Keeping a band together is probably the hardest thing you can do when actually operating a good musical ensemble. I mean, could you imagine the amount of stuff the Van Halen guys had to tolerate from David Lee Roth before finally throwing in the towel? It's never exactly a walk in the park, and yet these artists somehow make it look so easy.
Across the decades, these artists have managed to keep the same lineup consistent since day one without having to have anyone harbor any ill will towards each other.
While it's much easier to do this when you have one important member out at the front, these artists are actually much more in tune with the fun side of rock and roll, with each member bringing something new to the table.
All of these guys have also remained extremely important to the collective at every turn, bringing with them that extra spice to keep everything going despite the odds.
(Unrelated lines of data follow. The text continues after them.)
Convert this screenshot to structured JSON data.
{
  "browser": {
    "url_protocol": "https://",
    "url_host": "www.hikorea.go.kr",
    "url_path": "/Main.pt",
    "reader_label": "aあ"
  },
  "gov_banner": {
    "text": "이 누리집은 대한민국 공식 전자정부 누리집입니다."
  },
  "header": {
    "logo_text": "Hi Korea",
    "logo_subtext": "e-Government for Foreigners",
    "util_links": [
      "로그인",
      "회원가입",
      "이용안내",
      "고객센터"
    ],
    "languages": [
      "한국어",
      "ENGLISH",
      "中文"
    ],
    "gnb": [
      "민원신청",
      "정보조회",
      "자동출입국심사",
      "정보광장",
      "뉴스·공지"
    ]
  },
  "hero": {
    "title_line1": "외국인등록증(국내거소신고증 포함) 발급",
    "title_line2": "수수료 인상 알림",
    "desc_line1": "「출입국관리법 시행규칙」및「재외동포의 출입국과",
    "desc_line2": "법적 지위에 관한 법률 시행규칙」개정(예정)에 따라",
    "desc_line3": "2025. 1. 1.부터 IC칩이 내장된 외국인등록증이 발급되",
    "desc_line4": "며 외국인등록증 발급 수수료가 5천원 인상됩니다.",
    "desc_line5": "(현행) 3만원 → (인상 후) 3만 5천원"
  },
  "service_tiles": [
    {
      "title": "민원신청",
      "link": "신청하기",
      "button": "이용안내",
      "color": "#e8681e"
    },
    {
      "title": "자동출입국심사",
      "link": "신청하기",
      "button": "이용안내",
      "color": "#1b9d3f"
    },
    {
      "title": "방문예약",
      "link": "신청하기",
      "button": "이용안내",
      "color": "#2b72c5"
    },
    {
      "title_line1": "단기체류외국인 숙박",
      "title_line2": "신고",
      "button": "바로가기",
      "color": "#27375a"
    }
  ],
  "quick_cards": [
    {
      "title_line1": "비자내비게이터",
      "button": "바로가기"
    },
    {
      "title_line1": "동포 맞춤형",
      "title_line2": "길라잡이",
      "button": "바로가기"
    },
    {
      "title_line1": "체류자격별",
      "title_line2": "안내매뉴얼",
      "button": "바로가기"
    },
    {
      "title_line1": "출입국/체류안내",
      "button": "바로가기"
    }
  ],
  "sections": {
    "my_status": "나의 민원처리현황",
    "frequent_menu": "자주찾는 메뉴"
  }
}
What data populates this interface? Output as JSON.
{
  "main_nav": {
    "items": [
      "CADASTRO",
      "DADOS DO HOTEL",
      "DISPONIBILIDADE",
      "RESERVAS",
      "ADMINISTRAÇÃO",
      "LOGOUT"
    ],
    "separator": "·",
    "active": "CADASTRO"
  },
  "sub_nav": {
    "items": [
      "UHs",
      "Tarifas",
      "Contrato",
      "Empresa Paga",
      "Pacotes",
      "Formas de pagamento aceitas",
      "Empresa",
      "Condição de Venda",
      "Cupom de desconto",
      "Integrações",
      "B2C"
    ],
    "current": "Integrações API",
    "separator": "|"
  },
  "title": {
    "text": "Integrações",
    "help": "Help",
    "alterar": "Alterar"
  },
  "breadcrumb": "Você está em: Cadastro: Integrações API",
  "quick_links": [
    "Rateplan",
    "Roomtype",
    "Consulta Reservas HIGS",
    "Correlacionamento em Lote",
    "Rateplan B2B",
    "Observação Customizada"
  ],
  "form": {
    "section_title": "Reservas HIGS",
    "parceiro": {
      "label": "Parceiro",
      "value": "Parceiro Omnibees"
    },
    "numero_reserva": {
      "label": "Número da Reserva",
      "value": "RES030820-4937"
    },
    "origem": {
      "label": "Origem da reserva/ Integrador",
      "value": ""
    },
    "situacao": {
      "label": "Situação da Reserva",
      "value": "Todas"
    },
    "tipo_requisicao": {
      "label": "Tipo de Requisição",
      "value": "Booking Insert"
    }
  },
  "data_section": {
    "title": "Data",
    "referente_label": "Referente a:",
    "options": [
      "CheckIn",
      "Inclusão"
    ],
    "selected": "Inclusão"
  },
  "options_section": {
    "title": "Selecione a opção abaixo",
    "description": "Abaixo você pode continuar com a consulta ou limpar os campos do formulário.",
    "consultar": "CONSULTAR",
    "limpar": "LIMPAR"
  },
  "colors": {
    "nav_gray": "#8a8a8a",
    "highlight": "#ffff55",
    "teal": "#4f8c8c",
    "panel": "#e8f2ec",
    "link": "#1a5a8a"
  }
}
That's not to say it hasn't been a bumpy ride from time to time, but that's just the nature of the beast when you get into the music business, right? Even though friends may come and go, these are the bands that prove that resilience wins the race at the end of the day.
10. Talking Heads
The entire period between the start of punk rock and the dawn of the '80s tends to look like a hot mess in retrospect. As acts like the Ramones and the Clash were making waves with their disaffected youth anthems, you also had artists like Devo that never really fit in with that crowd to begin with. Though operating in the same lane as punk, Talking Heads managed to find the best in each other by being the polar opposite of what came before them.
While most of the attention goes to the human android David Byrne for his over the top singing, the entire band had one form or another bringing their tracks to life, with Tiny Weymouth being the unsung hero of the art rock genre. Along with Chris Frantz and Jerry Harrison, their infusions of world music on tracks like Once in a Lifetime gave rock music a whole new lane to operate in outside of the standard blues tropes.
It's also worth mentioning Brian Eno as the unofficial fifth member, as the Talking Heads used him almost like an instrument unto themselves on albums like Remain in Light and Fear of Music. In a world that was all about stripping things back down to basics, Talking Heads are living proof that you didn't need to lose your weirdness along the way.